He could have just as much said, "Yeah, Rambo's out on patrol on the Kyber Pass. We lost radio contact but we'll know more if he returns alive." Evidently, this ranger, who had been on the trail already for several days, was the first person to attempt to navigate the white rim trail this year.
Even though I felt apprehensive, the call to adventure was too strong. I told my girlfriend that we were going to the desert where it was warm and that was all there was to it. The next day I realized that maybe I should have given her a better warning as her screams reverberated through my head as I was trying to keep my 4Runner from sliding off the snowbound trail as we took a hairpin turn next to a 1000 foot cliff!
My blood pressure was definitely high at this point and I had serious doubts about completing the entire 85 mile circuit. Fortunately, the first section of snowbound switchbacks down the cliff proved to be the most difficult of our 3 day safari.
Once we got down there wasn't any snow for the rest of the trip. A combination of altitude and the north facing cliff protected the snow cover on the switchbacks.
Once we got to the bottom everything was much easier, though I typically couldn't go faster than about 10 mph.
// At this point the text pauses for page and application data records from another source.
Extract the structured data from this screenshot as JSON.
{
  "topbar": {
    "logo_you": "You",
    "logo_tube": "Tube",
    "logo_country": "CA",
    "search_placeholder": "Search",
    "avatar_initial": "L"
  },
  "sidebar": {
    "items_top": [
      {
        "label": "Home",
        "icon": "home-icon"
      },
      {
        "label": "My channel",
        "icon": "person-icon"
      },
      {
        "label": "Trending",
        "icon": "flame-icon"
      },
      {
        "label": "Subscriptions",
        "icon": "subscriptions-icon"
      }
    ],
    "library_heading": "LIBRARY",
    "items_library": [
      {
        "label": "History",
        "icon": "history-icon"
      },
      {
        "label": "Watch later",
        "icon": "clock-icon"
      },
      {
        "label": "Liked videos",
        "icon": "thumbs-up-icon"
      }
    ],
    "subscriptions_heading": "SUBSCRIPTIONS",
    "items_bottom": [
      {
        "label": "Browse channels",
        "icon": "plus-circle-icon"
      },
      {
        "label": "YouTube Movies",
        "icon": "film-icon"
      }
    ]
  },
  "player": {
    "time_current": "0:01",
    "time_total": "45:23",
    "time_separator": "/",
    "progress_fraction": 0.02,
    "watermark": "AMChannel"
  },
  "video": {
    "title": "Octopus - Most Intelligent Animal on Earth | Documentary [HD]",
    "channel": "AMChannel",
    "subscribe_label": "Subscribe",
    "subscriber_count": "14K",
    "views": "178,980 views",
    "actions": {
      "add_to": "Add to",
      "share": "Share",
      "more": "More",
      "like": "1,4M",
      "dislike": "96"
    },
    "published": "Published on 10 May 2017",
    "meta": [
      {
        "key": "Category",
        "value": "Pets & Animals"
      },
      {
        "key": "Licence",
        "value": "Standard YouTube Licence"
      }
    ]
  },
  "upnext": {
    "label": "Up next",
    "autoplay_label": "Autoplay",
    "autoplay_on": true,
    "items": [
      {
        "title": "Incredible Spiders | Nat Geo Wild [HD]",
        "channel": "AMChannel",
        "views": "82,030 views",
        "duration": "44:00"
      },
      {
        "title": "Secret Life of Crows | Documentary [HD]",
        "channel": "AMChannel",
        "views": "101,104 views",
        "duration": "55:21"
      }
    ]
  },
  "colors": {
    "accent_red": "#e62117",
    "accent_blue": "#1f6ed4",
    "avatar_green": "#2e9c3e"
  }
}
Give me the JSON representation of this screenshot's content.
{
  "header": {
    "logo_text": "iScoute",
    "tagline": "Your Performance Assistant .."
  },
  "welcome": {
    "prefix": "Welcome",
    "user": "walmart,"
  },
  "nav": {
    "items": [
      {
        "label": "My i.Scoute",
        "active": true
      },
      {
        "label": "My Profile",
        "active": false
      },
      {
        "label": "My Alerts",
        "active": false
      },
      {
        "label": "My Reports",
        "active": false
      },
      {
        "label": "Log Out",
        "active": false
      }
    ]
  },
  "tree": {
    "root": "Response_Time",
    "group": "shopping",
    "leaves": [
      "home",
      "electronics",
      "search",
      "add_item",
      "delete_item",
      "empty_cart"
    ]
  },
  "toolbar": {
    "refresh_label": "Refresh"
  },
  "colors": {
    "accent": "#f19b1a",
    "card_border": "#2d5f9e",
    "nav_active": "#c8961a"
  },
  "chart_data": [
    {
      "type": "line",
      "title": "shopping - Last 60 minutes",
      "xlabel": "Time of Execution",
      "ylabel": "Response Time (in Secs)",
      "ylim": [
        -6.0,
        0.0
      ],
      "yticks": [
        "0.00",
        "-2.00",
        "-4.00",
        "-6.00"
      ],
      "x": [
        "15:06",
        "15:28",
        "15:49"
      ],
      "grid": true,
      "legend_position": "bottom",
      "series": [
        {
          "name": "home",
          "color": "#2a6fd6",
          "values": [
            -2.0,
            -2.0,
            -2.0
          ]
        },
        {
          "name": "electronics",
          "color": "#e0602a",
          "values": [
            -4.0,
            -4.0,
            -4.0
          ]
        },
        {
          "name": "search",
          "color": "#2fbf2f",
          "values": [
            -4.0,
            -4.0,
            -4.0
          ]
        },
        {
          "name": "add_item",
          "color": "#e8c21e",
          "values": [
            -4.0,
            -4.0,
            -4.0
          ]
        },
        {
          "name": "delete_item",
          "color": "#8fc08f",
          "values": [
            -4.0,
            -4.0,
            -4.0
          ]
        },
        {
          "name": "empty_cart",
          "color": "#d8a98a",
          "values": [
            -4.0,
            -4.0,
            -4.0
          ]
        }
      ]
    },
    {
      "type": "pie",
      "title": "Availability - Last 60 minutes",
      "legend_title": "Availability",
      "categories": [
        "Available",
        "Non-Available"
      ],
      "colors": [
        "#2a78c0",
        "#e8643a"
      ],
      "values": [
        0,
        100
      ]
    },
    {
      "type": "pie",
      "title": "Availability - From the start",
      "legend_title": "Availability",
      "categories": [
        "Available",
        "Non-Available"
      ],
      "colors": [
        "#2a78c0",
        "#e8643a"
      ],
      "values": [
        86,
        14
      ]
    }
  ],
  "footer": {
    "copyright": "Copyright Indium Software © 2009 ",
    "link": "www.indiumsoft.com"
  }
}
I was reminded by the experience of "watching your feet" that backpackers have. When you carry a large pack for mile after mile and hour after hour over rocky terrain, you've got to watch your feet so you don't trip and break a leg.
Similarly, I found that just as much attention was needed in steering and powering the vehicle to prevent damage to the vehicle. Of course, as with backpacking, my eyes would wander to the incredible sights around me.
To me this was becoming a backpacking trip. I had my trail. My 4Runner was my backpack - it carried everything I needed to survive, including myself. Most importantly, I had my awareness. I felt the connection to nature that I'd previously thought only the backpacker could experience.
We would camp out at night in beautiful surroundings and cook meals under the sunset. During the day we would stop the 4Runner to hike up a marked trail into the canyons or down to the river.
Yes, my 4Runner disturbed the silence for the few hours a day we rode down the trail, and at first I didn't like it, but what I discovered was magical beyond words. One afternoon we pulled into a campsite on a peninsula of land high above the Canyonlands in the heart of the park.
We had a 270 degree viewpoint in all directions of undulating canyons, red sandstone mesa's and snow-covered mountain peaks. For miles upon miles in every direction was one of the most beautiful panoramas I have ever seen. But it wasn't until I stopped the engine that the beauty fully hit me. The silence was like it had never been before. Perfectly still, nothing stirred. It was as if I was caught in time. The contrast between the noise and the silence gave this experience a depth of intensity that I will never forget.
All photos Copyright © Chris Beckley